On Monday I wrote about our Romney ewe Grace and the fact that she sneaks out of the pasture to make her way to better grazing — our lawn and our yard plantings. This great escape has been going on for many years, and it has become a part of our routine. I know that when the ewes graze along our southern border near the roadway, Grace will be out and about, trying to improve her edible options.
The problem is not so much Grace, however, as feedback from the community around us. Although Grace is quite careful and generally stays in the ditches and out of the roadway, those who travel our roads see only a sheep who is no longer within a fence — and that is obviously a bad thing. When our sheep graze those southernmost fields, I get a lot of people knocking at our door to let me know that “you have a sheep out.” Little do they know that there isn’t much I can do about it!
Last Thursday I had spent almost the entire day outside, cleaning up the barn and generally preparing our farm for the summer season. With Rick out of town, I had plenty to do and was pushing to get it done. I had kept an eye on Grace and put her back into her pasture at least ten or twelve times that day. I went into the house just before dusk — sore and tired — and then prepared dinner and settled in with a mindless TV show. Within ten minutes, the doorbell rang — and I knew why as soon as I came to the door. I didn’t recognize the person standing there, and when I opened the door, I said resignedly, “I know. I have a sheep out.”
Sure enough, the woman had been on her way to soccer when she spied Grace along the roadway, nibbling as she walked. The woman had at first tried to get Grace into the field by following her with her car, but then stopped her vehicle, got out, and tried to shoo Grace through the fence. Of course Grace would have none of it.
Grace has learned that helpful passersby often stop to shoo her back into the field, and although at first she allowed herself to be returned in this way, she soon learned that if she feigned the inability to understand what they wanted, most would give up and go away. She just wanted to do her own thing. But the woman on my porch was very concerned about my sheep and that she might get hit by a car. To her mind, the sheep needed to go back in.
To reassure her, I walked out onto our porch and called to Grace at the far roadside. “Grace, get back in there where you belong!” The entire flock immediately began to run to me, and Grace quickly hopped between the wires of the fence and joined the ewes as they approached the nearest fenceline to the house. “You see,” I explained to the woman, “it isn’t that she can’t get back on her own. It’s that she doesn’t want to!” The relieved woman said her good-byes and continued on her way. Thankfully, since Grace never leaves the flock near dark, I knew she was (finally) in for the night.

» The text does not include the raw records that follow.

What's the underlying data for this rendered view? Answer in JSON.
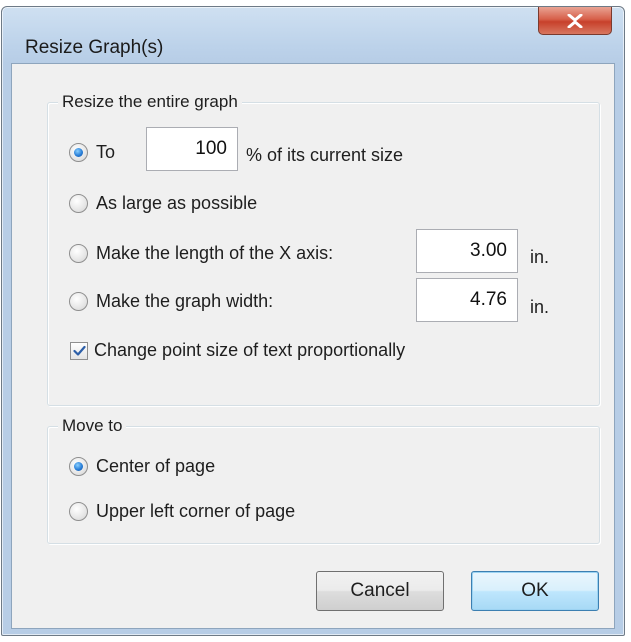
{
  "window": {
    "title": "Resize Graph(s)"
  },
  "resize_group": {
    "title": "Resize the entire graph",
    "option_to_label": "To",
    "percent_value": "100",
    "percent_suffix": "% of its current size",
    "option_largest_label": "As large as possible",
    "option_x_axis_label": "Make the length of the X axis:",
    "x_axis_value": "3.00",
    "x_axis_unit": "in.",
    "option_width_label": "Make the graph width:",
    "width_value": "4.76",
    "width_unit": "in.",
    "selected_option": "To",
    "proportional_text_label": "Change point size of text proportionally",
    "proportional_text_checked": true
  },
  "move_group": {
    "title": "Move to",
    "option_center_label": "Center of page",
    "option_upper_left_label": "Upper left corner of page",
    "selected_option": "Center of page"
  },
  "buttons": {
    "cancel_label": "Cancel",
    "ok_label": "OK"
  },
  "colors": {
    "title_bar": "#bcd2ea",
    "close_button": "#c7402b",
    "dialog_face": "#f0f0f0",
    "radio_selected": "#2a7fd8"
  }
}
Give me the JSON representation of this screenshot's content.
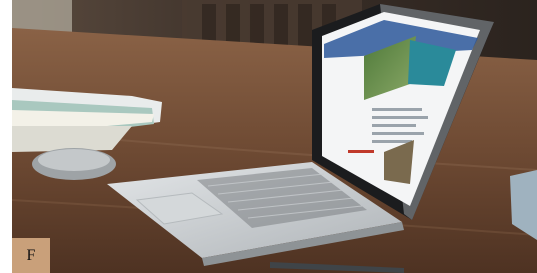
{
  "figure": {
    "label": "F"
  },
  "colors": {
    "background": "#ffffff",
    "label_bg": "#c9a07a",
    "wall": "#3a2f28",
    "table": "#6e4a33",
    "laptop": "#cfd3d6",
    "screen_accent": "#2a8a9a"
  }
}
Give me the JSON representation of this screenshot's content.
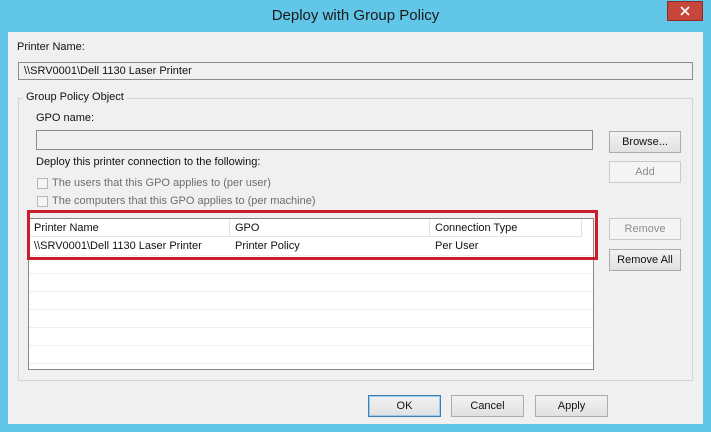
{
  "window": {
    "title": "Deploy with Group Policy"
  },
  "printer": {
    "label": "Printer Name:",
    "value": "\\\\SRV0001\\Dell 1130 Laser Printer"
  },
  "gpo_group": {
    "legend": "Group Policy Object",
    "gpo_name_label": "GPO name:",
    "gpo_name_value": "",
    "browse_label": "Browse...",
    "deploy_label": "Deploy this printer connection to the following:",
    "add_label": "Add",
    "checkbox_users": "The users that this GPO applies to (per user)",
    "checkbox_computers": "The computers that this GPO applies to (per machine)",
    "remove_label": "Remove",
    "remove_all_label": "Remove All"
  },
  "list": {
    "columns": [
      "Printer Name",
      "GPO",
      "Connection Type"
    ],
    "rows": [
      [
        "\\\\SRV0001\\Dell 1130 Laser Printer",
        "Printer Policy",
        "Per User"
      ]
    ]
  },
  "footer": {
    "ok_label": "OK",
    "cancel_label": "Cancel",
    "apply_label": "Apply"
  },
  "colors": {
    "title_bar": "#62c6e8",
    "close_button": "#c7463c",
    "highlight_border": "#c8202a"
  }
}
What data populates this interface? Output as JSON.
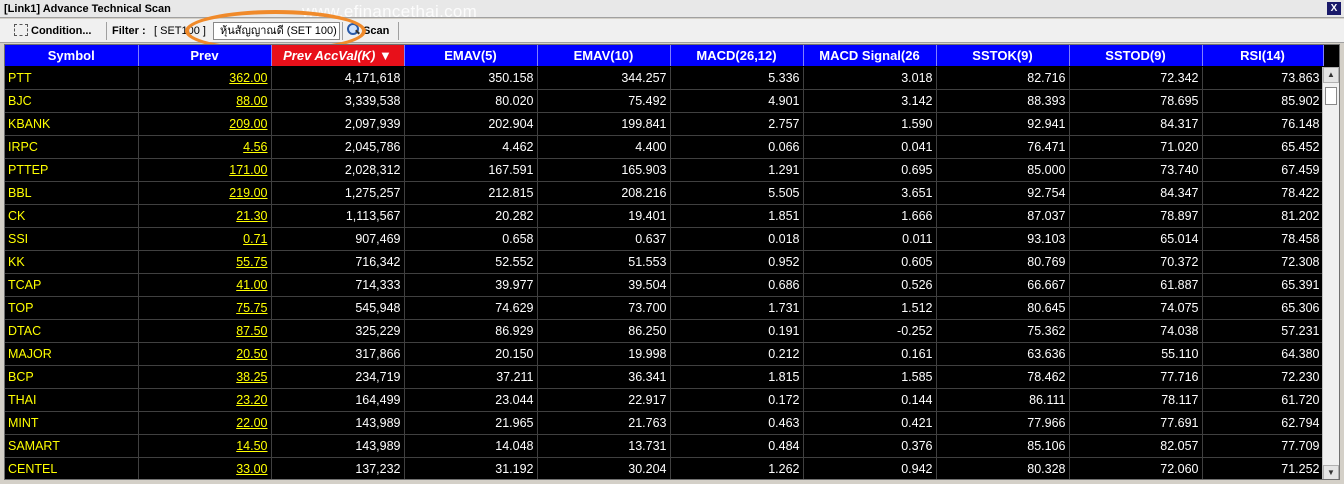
{
  "window": {
    "title": "[Link1] Advance Technical Scan",
    "close_label": "X"
  },
  "toolbar": {
    "condition_label": "Condition...",
    "filter_label": "Filter :",
    "filter_value": "[ SET100 ]",
    "filter_select": "หุ้นสัญญาณดี (SET 100)",
    "scan_label": "Scan"
  },
  "watermark": "www.efinancethai.com",
  "columns": [
    "Symbol",
    "Prev",
    "Prev AccVal(K) ▼",
    "EMAV(5)",
    "EMAV(10)",
    "MACD(26,12)",
    "MACD Signal(26",
    "SSTOK(9)",
    "SSTOD(9)",
    "RSI(14)"
  ],
  "rows": [
    [
      "PTT",
      "362.00",
      "4,171,618",
      "350.158",
      "344.257",
      "5.336",
      "3.018",
      "82.716",
      "72.342",
      "73.863"
    ],
    [
      "BJC",
      "88.00",
      "3,339,538",
      "80.020",
      "75.492",
      "4.901",
      "3.142",
      "88.393",
      "78.695",
      "85.902"
    ],
    [
      "KBANK",
      "209.00",
      "2,097,939",
      "202.904",
      "199.841",
      "2.757",
      "1.590",
      "92.941",
      "84.317",
      "76.148"
    ],
    [
      "IRPC",
      "4.56",
      "2,045,786",
      "4.462",
      "4.400",
      "0.066",
      "0.041",
      "76.471",
      "71.020",
      "65.452"
    ],
    [
      "PTTEP",
      "171.00",
      "2,028,312",
      "167.591",
      "165.903",
      "1.291",
      "0.695",
      "85.000",
      "73.740",
      "67.459"
    ],
    [
      "BBL",
      "219.00",
      "1,275,257",
      "212.815",
      "208.216",
      "5.505",
      "3.651",
      "92.754",
      "84.347",
      "78.422"
    ],
    [
      "CK",
      "21.30",
      "1,113,567",
      "20.282",
      "19.401",
      "1.851",
      "1.666",
      "87.037",
      "78.897",
      "81.202"
    ],
    [
      "SSI",
      "0.71",
      "907,469",
      "0.658",
      "0.637",
      "0.018",
      "0.011",
      "93.103",
      "65.014",
      "78.458"
    ],
    [
      "KK",
      "55.75",
      "716,342",
      "52.552",
      "51.553",
      "0.952",
      "0.605",
      "80.769",
      "70.372",
      "72.308"
    ],
    [
      "TCAP",
      "41.00",
      "714,333",
      "39.977",
      "39.504",
      "0.686",
      "0.526",
      "66.667",
      "61.887",
      "65.391"
    ],
    [
      "TOP",
      "75.75",
      "545,948",
      "74.629",
      "73.700",
      "1.731",
      "1.512",
      "80.645",
      "74.075",
      "65.306"
    ],
    [
      "DTAC",
      "87.50",
      "325,229",
      "86.929",
      "86.250",
      "0.191",
      "-0.252",
      "75.362",
      "74.038",
      "57.231"
    ],
    [
      "MAJOR",
      "20.50",
      "317,866",
      "20.150",
      "19.998",
      "0.212",
      "0.161",
      "63.636",
      "55.110",
      "64.380"
    ],
    [
      "BCP",
      "38.25",
      "234,719",
      "37.211",
      "36.341",
      "1.815",
      "1.585",
      "78.462",
      "77.716",
      "72.230"
    ],
    [
      "THAI",
      "23.20",
      "164,499",
      "23.044",
      "22.917",
      "0.172",
      "0.144",
      "86.111",
      "78.117",
      "61.720"
    ],
    [
      "MINT",
      "22.00",
      "143,989",
      "21.965",
      "21.763",
      "0.463",
      "0.421",
      "77.966",
      "77.691",
      "62.794"
    ],
    [
      "SAMART",
      "14.50",
      "143,989",
      "14.048",
      "13.731",
      "0.484",
      "0.376",
      "85.106",
      "82.057",
      "77.709"
    ],
    [
      "CENTEL",
      "33.00",
      "137,232",
      "31.192",
      "30.204",
      "1.262",
      "0.942",
      "80.328",
      "72.060",
      "71.252"
    ]
  ],
  "colors": {
    "header": "#0000ff",
    "sorted_header": "#e8101a",
    "symbol_text": "#ffff00",
    "grid_bg": "#000000",
    "highlight_ring": "#f08a2a"
  }
}
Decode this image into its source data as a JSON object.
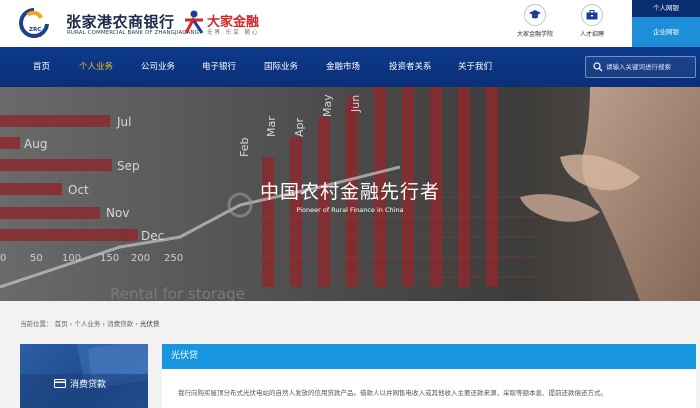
{
  "header": {
    "logo_badge": "ZRC BANK",
    "bank_name_cn": "张家港农商银行",
    "bank_name_en": "RURAL COMMERCIAL BANK OF ZHANGJIAGANG",
    "brand_title": "大家金融",
    "brand_sub": "无界 乐享 随心",
    "quick_links": [
      {
        "label": "大家金融学院",
        "icon": "graduation-cap-icon"
      },
      {
        "label": "人才招聘",
        "icon": "briefcase-icon"
      }
    ],
    "personal_banking": "个人网银",
    "corporate_banking": "企业网银"
  },
  "nav": {
    "items": [
      "首页",
      "个人业务",
      "公司业务",
      "电子银行",
      "国际业务",
      "金融市场",
      "投资者关系",
      "关于我们"
    ],
    "active_index": 1,
    "search_placeholder": "请输入关键词进行搜索"
  },
  "banner": {
    "title": "中国农村金融先行者",
    "subtitle": "Pioneer of Rural Finance in China",
    "months_left": [
      "Jul",
      "Aug",
      "Sep",
      "Oct",
      "Nov",
      "Dec"
    ],
    "months_top": [
      "Feb",
      "Mar",
      "Apr",
      "May",
      "Jun"
    ],
    "axis_numbers": [
      "0",
      "50",
      "100",
      "150",
      "200",
      "250"
    ],
    "bottom_text": "Rental for storage",
    "top_text": "Apr",
    "top_text2": "May"
  },
  "breadcrumb": {
    "prefix": "当前位置：",
    "items": [
      "首页",
      "个人业务",
      "消费贷款",
      "光伏贷"
    ],
    "separator": "›"
  },
  "sidebar": {
    "card_label": "消费贷款",
    "card_icon": "card-icon"
  },
  "content": {
    "title": "光伏贷",
    "description": "我行向购买屋顶分布式光伏电站的自然人发放的信用贷款产品。借款人以并网售电收入或其他收入主要还款来源，采取等额本息、提前还款偿还方式。"
  },
  "colors": {
    "nav_bg": "#0d3a8c",
    "nav_active": "#f6c21a",
    "panel_head": "#1996e0",
    "corp_banking_bg": "#1d8fd8",
    "personal_banking_bg": "#0a2d6f"
  }
}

The next morning I was out in the Timber checking on the lambs when my phone rang — Rick was calling from his week-long business trip in Washington, DC. A call from him at this time of day was unusual, and I was concerned that this meant he would not be back for the holiday weekend. I promptly answered the phone. I could hear the chuckle in his voice as he said to me, “The operator at my office in Cedar Rapids just called me here in DC to tell me that one of our sheep is out. Would you like to go and call Grace back in since I can’t?” Seriously?! Now even his operator at the office is in on Grace’s well-being?!
It turns out that someone had driven by our farm and seen Grace along the roadside, making her way to our yard. Knowing where Rick works in town, they called in and were connected with his office. The office staff said he was out of town on business, then took the message and passed it along to Rick in DC. This is seriously getting out of hand!
Thankfully, as of this past weekend, Grace has been moved in with the lambs in an internal field with no road frontage. At least for the time being, I won’t have to worry about constantly being told “your sheep is out!”